Robert Langdon is back. The Harvard art professor in custom tweeds — and an ever-present Mickey Mouse watch — wakes up in a hospital after getting grazed in the head by a bullet, wondering how he ended up in Florence. He's got a sinister artifact sewn into his coat and just a few hours to keep the world from a grim biological catastrophe.
When 20-year-old Amanda Knox left for Italy in August 2007, it was supposed to be a carefree year studying abroad.
No one could have foreseen it ending in her being accused, tried and convicted in the murder of her roommate, Meredith Kercher.
The case, and Knox, became an international media sensation.

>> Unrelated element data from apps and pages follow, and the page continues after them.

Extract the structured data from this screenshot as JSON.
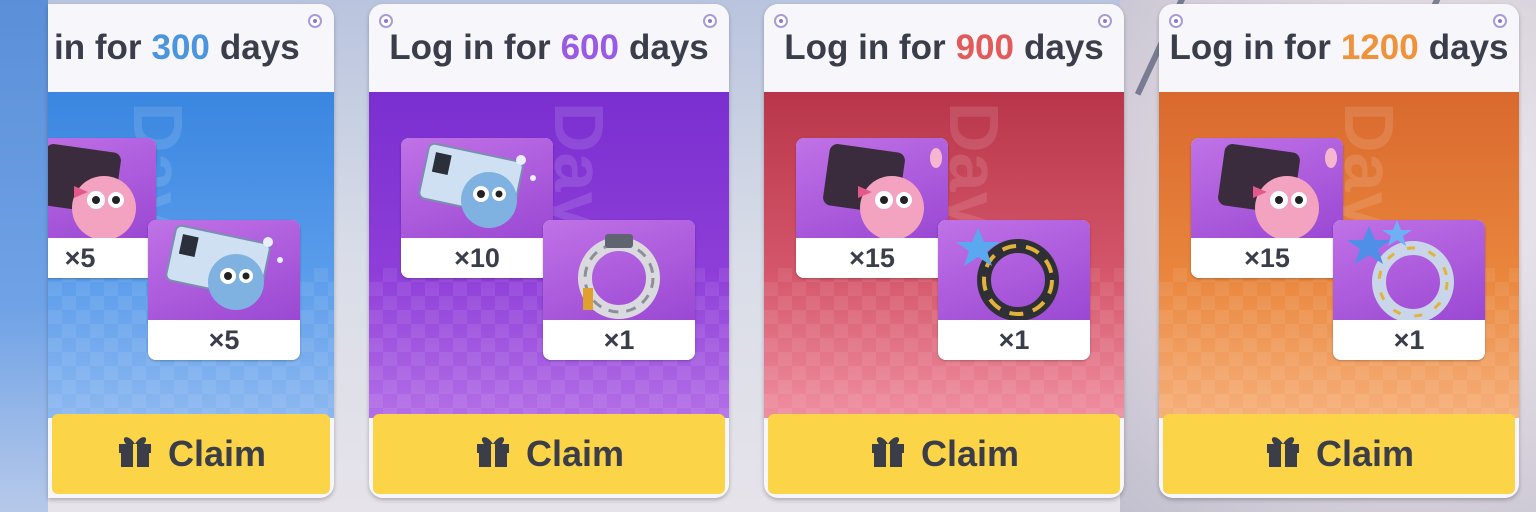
{
  "colors": {
    "claim_bg": "#fbd448",
    "text_dark": "#3a3d4a",
    "card_300_accent": "#4b95de",
    "card_600_accent": "#9a5ae8",
    "card_900_accent": "#e25a5a",
    "card_1200_accent": "#f0923a"
  },
  "cards": [
    {
      "header_prefix": "in for",
      "header_lead": "",
      "days": "300",
      "header_suffix": "days",
      "body_gradient": "blue",
      "items": [
        {
          "icon": "pink-creature-ticket-icon",
          "qty": "×5"
        },
        {
          "icon": "blue-creature-ticket-icon",
          "qty": "×5"
        }
      ],
      "claim_label": "Claim",
      "claim_icon": "gift-icon"
    },
    {
      "header_prefix": "in for",
      "header_lead": "Log",
      "days": "600",
      "header_suffix": "days",
      "body_gradient": "purple",
      "items": [
        {
          "icon": "blue-creature-ticket-icon",
          "qty": "×10"
        },
        {
          "icon": "silver-ring-icon",
          "qty": "×1"
        }
      ],
      "claim_label": "Claim",
      "claim_icon": "gift-icon"
    },
    {
      "header_prefix": "in for",
      "header_lead": "Log",
      "days": "900",
      "header_suffix": "days",
      "body_gradient": "red",
      "items": [
        {
          "icon": "pink-creature-ticket-icon",
          "qty": "×15"
        },
        {
          "icon": "star-gold-ring-icon",
          "qty": "×1"
        }
      ],
      "claim_label": "Claim",
      "claim_icon": "gift-icon"
    },
    {
      "header_prefix": "in for",
      "header_lead": "Log",
      "days": "1200",
      "header_suffix": "days",
      "body_gradient": "orange",
      "items": [
        {
          "icon": "pink-creature-ticket-icon",
          "qty": "×15"
        },
        {
          "icon": "star-crystal-ring-icon",
          "qty": "×1"
        }
      ],
      "claim_label": "Claim",
      "claim_icon": "gift-icon"
    }
  ]
}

"I think that there was a lot of fantasy projected onto me," she tells weekends on All Things Considered host Jacki Lyden. "And that resulted in a re-appropriation and re-characterization of who I am."
In 2011, Jessica Buchanan was an aid worker in northern Somalia, helping to raise awareness about how to avoid land mines. The north was the relatively safe section of the country; that October, she traveled to the more dangerous southern region for a training. The night before she left, she texted her husband, Erik Landemalm, also an aid worker in Somalia. She asked him a question: "If I get kidnapped on this trip, will you come and get me?"
Anchee Min's best-selling memoir Red Azalea told the story of her youth in China during the Cultural Revolution. Her followup, The Cooked Seed, picks up nearly 20 years later as she arrives in America with $500 in her pocket, no English and a plan to study art in Chicago.
Min tells NPR's Rachel Martin that her life in China ended because of her relationship with Madame Mao, a former actress and the wife of Chairman Mao Zedong.